▶ **STORED DATA**
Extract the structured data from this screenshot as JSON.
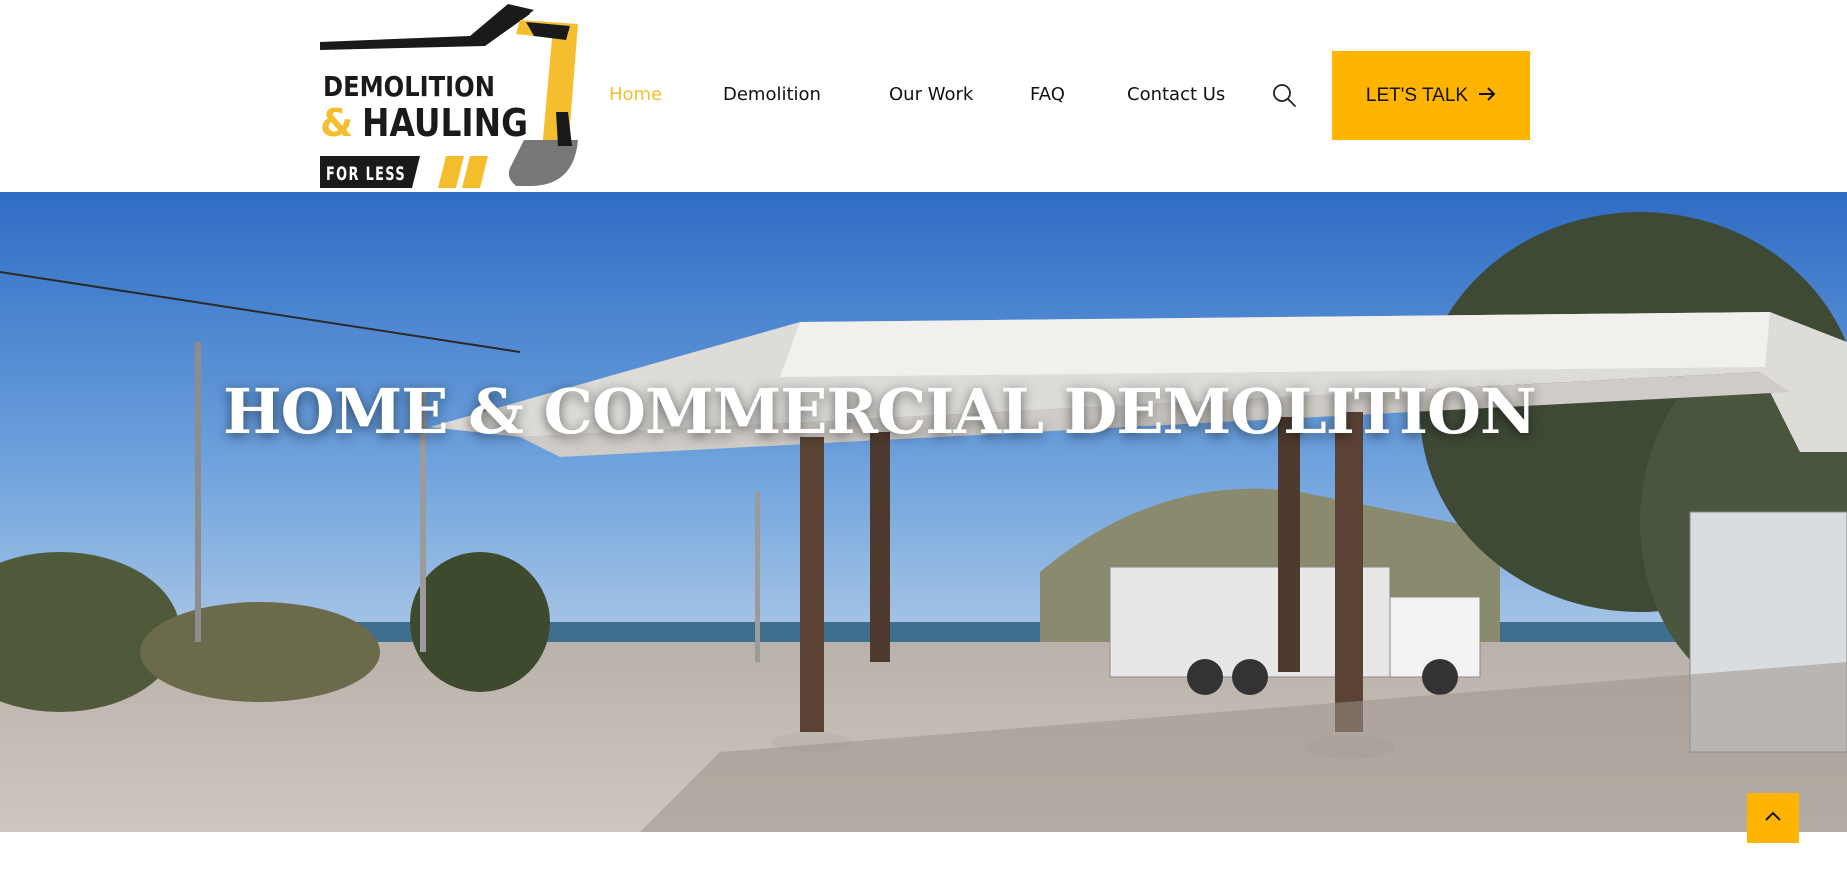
{
  "logo": {
    "line1": "DEMOLITION",
    "line2_amp": "&",
    "line2_word": "HAULING",
    "line3": "FOR LESS",
    "icon": "excavator-arm-icon"
  },
  "nav": {
    "items": [
      {
        "label": "Home",
        "active": true
      },
      {
        "label": "Demolition",
        "active": false
      },
      {
        "label": "Our Work",
        "active": false
      },
      {
        "label": "FAQ",
        "active": false
      },
      {
        "label": "Contact Us",
        "active": false
      }
    ],
    "search_icon": "search-icon"
  },
  "cta": {
    "label": "LET'S TALK",
    "icon": "arrow-right-icon"
  },
  "hero": {
    "title": "HOME & COMMERCIAL DEMOLITION",
    "image": "abandoned-gas-station-canopy-photo"
  },
  "scroll_top": {
    "icon": "chevron-up-icon"
  },
  "colors": {
    "accent": "#ffb400",
    "nav_active": "#f5be2e",
    "text": "#111111",
    "logo_dark": "#1a1a1a",
    "logo_yellow": "#f5be2e"
  }
}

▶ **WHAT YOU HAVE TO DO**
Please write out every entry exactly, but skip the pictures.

▶ **RESULT OF THE EXERCISE**
Extract the structured data from this screenshot as JSON.
{
  "logo": {
    "line1": "DEMOLITION",
    "line2_amp": "&",
    "line2_word": "HAULING",
    "line3": "FOR LESS",
    "icon": "excavator-arm-icon"
  },
  "nav": {
    "items": [
      {
        "label": "Home",
        "active": true
      },
      {
        "label": "Demolition",
        "active": false
      },
      {
        "label": "Our Work",
        "active": false
      },
      {
        "label": "FAQ",
        "active": false
      },
      {
        "label": "Contact Us",
        "active": false
      }
    ],
    "search_icon": "search-icon"
  },
  "cta": {
    "label": "LET'S TALK",
    "icon": "arrow-right-icon"
  },
  "hero": {
    "title": "HOME & COMMERCIAL DEMOLITION",
    "image": "abandoned-gas-station-canopy-photo"
  },
  "scroll_top": {
    "icon": "chevron-up-icon"
  },
  "colors": {
    "accent": "#ffb400",
    "nav_active": "#f5be2e",
    "text": "#111111",
    "logo_dark": "#1a1a1a",
    "logo_yellow": "#f5be2e"
  }
}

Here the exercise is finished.